[Records drawn from a dataset]
⁂

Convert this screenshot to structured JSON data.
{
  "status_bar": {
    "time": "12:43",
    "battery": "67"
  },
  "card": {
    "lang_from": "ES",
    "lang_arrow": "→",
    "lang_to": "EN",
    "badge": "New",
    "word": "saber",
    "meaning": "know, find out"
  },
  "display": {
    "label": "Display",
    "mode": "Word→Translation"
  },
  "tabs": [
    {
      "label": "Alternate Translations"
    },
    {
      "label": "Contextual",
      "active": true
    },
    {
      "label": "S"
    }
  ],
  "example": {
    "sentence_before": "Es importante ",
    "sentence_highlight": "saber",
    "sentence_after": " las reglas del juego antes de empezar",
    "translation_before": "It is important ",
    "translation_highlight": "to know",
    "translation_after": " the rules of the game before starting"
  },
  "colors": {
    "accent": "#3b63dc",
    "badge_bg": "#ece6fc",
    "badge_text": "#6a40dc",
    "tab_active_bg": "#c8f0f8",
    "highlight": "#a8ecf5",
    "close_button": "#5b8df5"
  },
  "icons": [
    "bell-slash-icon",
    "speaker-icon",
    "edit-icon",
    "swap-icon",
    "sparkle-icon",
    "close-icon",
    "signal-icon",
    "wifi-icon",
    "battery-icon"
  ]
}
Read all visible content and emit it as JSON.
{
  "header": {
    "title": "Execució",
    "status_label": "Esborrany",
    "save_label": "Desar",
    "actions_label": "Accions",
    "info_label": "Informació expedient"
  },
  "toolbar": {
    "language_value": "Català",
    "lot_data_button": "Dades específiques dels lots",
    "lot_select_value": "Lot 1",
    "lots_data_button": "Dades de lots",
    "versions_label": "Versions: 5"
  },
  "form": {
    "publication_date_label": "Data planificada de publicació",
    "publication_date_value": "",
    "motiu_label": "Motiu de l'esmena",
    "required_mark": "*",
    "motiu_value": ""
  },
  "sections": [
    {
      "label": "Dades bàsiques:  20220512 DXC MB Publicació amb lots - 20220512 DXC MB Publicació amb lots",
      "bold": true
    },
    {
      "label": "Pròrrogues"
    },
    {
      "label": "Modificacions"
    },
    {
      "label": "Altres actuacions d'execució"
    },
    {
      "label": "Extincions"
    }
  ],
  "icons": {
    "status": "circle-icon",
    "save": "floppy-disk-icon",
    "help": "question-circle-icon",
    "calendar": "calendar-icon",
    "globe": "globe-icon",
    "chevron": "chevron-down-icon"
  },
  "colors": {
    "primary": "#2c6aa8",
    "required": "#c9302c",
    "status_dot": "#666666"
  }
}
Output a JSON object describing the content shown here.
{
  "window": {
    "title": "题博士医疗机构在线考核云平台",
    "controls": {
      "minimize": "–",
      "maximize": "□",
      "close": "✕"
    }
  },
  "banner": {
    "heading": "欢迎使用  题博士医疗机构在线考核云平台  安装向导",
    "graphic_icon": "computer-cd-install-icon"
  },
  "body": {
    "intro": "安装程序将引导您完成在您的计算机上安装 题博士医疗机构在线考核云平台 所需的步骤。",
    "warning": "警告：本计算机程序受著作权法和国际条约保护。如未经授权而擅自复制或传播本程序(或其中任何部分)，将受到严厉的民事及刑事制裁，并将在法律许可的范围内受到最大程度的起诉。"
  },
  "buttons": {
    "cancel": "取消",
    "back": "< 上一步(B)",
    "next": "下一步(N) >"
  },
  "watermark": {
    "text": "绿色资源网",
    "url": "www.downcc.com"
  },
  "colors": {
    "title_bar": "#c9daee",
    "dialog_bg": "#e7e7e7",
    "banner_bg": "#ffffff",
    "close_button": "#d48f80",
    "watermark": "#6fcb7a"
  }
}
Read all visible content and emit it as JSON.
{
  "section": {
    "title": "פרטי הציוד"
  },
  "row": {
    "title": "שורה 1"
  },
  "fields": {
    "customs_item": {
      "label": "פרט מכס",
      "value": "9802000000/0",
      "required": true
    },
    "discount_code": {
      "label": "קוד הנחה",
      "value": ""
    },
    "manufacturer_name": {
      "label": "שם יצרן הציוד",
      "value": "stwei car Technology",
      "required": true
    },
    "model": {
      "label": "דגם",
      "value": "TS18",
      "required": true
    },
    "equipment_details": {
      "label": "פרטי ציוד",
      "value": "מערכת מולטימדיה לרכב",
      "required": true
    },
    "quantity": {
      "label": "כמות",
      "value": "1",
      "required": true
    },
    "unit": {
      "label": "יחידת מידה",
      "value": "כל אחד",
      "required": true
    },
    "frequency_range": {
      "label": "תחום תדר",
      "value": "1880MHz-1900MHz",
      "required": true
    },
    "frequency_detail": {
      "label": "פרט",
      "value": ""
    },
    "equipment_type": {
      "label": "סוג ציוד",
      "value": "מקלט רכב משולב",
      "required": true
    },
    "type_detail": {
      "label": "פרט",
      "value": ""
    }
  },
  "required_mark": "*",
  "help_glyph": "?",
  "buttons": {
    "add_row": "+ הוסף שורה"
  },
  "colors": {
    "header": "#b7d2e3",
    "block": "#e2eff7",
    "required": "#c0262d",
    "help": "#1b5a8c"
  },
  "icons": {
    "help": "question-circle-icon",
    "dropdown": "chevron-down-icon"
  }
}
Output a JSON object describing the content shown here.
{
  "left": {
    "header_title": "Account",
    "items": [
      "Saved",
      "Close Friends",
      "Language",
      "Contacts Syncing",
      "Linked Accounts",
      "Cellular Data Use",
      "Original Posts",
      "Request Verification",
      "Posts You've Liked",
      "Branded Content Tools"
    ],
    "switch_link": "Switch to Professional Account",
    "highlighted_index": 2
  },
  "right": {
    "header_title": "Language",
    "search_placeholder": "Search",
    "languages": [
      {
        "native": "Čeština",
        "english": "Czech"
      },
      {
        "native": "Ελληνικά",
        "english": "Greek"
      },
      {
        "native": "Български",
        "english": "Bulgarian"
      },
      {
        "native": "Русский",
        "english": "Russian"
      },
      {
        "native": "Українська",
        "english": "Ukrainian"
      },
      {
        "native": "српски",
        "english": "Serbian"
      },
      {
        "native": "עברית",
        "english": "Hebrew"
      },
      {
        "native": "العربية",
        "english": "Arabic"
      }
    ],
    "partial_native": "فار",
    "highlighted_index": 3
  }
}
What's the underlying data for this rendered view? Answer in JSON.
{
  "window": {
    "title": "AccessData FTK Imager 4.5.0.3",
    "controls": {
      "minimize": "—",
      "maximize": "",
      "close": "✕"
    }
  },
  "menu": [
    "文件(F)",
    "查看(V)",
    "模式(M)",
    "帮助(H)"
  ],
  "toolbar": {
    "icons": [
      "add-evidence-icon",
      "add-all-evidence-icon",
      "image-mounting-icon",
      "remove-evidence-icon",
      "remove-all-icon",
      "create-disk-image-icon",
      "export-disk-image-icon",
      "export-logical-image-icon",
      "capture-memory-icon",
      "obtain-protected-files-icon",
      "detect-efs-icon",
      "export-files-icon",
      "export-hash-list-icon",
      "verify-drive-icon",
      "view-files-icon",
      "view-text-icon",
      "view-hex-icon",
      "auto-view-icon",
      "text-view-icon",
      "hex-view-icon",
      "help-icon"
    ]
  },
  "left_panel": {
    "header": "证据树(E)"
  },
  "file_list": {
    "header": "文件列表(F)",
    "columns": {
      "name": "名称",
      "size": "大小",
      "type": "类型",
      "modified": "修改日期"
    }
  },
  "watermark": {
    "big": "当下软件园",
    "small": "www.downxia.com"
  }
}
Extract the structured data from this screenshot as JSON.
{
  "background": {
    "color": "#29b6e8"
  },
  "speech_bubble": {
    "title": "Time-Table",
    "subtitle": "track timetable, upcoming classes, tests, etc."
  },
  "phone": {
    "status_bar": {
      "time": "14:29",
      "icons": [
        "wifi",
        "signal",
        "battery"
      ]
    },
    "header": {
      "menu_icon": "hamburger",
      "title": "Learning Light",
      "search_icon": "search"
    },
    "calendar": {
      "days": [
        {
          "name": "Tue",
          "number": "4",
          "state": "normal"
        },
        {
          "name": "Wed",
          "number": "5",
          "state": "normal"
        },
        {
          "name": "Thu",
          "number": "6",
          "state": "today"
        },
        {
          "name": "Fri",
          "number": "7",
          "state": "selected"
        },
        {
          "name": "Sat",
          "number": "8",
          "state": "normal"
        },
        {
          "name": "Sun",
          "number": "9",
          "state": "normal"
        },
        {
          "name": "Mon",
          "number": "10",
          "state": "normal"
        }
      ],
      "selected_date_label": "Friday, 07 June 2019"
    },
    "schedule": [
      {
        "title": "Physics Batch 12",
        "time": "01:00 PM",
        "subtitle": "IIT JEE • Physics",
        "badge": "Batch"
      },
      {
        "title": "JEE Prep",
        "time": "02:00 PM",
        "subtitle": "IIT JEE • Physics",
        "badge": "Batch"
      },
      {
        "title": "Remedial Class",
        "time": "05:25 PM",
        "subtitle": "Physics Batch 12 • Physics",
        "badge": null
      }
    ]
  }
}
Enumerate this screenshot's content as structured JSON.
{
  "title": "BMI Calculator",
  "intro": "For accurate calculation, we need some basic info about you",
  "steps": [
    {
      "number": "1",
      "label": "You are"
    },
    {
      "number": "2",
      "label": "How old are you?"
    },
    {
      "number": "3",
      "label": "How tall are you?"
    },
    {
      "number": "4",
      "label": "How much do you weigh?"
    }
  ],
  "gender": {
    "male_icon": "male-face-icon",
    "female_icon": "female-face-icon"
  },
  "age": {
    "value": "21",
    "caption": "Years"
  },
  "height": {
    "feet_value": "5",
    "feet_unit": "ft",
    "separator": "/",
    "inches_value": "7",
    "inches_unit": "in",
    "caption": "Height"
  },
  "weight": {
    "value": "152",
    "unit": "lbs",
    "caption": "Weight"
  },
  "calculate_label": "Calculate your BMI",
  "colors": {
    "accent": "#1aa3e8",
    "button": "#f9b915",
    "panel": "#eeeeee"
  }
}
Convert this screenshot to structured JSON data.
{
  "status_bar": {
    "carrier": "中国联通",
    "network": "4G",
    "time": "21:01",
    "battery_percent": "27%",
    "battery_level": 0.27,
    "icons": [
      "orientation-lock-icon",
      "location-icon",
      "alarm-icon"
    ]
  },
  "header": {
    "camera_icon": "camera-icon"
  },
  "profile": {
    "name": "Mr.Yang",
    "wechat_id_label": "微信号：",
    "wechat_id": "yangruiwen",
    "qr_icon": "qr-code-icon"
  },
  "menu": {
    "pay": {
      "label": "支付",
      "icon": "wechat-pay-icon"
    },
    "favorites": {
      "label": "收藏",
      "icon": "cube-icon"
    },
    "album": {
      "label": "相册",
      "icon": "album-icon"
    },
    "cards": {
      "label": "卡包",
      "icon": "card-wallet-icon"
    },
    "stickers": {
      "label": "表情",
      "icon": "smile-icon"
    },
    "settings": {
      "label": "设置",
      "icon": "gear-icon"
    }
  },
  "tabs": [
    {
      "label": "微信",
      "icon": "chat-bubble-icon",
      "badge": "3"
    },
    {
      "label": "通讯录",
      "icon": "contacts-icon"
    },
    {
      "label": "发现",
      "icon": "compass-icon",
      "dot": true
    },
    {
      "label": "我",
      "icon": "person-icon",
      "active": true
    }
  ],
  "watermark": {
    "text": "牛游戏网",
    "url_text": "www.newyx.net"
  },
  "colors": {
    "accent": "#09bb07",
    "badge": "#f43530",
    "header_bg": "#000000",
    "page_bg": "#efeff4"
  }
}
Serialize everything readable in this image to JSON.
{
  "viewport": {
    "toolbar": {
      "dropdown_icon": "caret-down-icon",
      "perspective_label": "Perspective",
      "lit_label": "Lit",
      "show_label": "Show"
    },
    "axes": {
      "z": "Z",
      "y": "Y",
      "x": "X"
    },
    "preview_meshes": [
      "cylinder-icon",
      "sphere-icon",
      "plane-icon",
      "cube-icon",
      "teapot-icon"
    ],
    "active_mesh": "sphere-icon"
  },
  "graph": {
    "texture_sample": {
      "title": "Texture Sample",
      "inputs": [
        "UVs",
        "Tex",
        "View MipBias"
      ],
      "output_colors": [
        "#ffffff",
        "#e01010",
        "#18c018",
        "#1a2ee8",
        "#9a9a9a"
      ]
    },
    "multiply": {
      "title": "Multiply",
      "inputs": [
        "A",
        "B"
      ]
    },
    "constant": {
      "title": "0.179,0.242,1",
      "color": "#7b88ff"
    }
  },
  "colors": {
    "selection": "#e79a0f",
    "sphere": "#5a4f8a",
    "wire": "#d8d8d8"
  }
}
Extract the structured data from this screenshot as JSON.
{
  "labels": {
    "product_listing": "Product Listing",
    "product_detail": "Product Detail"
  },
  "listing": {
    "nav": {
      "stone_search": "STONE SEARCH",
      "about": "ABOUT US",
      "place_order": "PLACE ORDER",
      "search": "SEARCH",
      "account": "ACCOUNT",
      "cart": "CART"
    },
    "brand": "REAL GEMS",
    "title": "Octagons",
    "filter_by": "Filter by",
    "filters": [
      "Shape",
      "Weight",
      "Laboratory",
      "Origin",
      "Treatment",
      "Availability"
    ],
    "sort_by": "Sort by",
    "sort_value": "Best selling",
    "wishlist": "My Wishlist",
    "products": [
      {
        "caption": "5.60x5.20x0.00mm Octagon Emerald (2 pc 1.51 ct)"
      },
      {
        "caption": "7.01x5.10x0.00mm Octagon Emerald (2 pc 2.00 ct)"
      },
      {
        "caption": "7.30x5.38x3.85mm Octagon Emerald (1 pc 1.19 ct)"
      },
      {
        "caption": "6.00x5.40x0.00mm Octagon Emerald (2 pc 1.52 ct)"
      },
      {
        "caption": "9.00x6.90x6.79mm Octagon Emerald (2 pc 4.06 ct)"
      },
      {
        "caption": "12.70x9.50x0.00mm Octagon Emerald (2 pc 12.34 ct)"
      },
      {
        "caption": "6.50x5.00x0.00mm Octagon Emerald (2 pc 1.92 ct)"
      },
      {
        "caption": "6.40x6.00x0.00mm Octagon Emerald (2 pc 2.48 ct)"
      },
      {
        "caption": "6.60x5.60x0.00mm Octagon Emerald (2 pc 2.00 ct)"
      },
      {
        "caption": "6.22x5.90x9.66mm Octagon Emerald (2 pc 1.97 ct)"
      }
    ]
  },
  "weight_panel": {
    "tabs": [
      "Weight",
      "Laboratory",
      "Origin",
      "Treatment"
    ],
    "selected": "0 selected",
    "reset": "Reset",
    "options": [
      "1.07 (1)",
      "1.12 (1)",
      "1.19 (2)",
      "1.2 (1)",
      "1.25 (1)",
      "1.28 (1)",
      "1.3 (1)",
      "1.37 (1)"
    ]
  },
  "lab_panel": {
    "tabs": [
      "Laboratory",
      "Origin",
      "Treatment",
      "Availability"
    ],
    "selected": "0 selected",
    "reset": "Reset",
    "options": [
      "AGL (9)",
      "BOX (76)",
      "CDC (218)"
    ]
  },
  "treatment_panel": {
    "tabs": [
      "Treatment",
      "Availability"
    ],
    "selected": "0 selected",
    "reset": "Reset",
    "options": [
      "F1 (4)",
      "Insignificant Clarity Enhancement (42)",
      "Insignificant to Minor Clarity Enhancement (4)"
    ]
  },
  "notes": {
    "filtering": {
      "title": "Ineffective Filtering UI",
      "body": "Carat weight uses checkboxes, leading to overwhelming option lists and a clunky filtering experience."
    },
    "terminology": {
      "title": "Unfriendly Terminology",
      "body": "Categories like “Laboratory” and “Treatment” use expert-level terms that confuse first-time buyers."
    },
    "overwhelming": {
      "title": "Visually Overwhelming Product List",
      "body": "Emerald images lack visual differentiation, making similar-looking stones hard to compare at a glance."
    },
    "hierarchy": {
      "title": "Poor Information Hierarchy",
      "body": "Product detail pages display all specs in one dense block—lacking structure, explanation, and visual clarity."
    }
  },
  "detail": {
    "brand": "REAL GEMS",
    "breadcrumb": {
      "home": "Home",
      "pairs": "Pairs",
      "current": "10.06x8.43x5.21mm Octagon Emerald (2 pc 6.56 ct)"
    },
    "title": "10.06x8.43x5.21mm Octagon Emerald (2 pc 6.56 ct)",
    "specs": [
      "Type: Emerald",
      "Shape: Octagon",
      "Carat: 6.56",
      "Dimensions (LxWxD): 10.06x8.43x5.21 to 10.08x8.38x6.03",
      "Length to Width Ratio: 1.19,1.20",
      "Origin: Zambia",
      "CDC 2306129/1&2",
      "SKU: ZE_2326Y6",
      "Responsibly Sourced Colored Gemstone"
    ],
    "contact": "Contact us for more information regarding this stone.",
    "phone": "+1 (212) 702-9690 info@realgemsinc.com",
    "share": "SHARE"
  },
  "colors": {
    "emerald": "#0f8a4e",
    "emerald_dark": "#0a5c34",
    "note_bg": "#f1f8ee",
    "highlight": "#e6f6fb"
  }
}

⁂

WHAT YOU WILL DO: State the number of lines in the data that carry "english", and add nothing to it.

SOLUTION: 8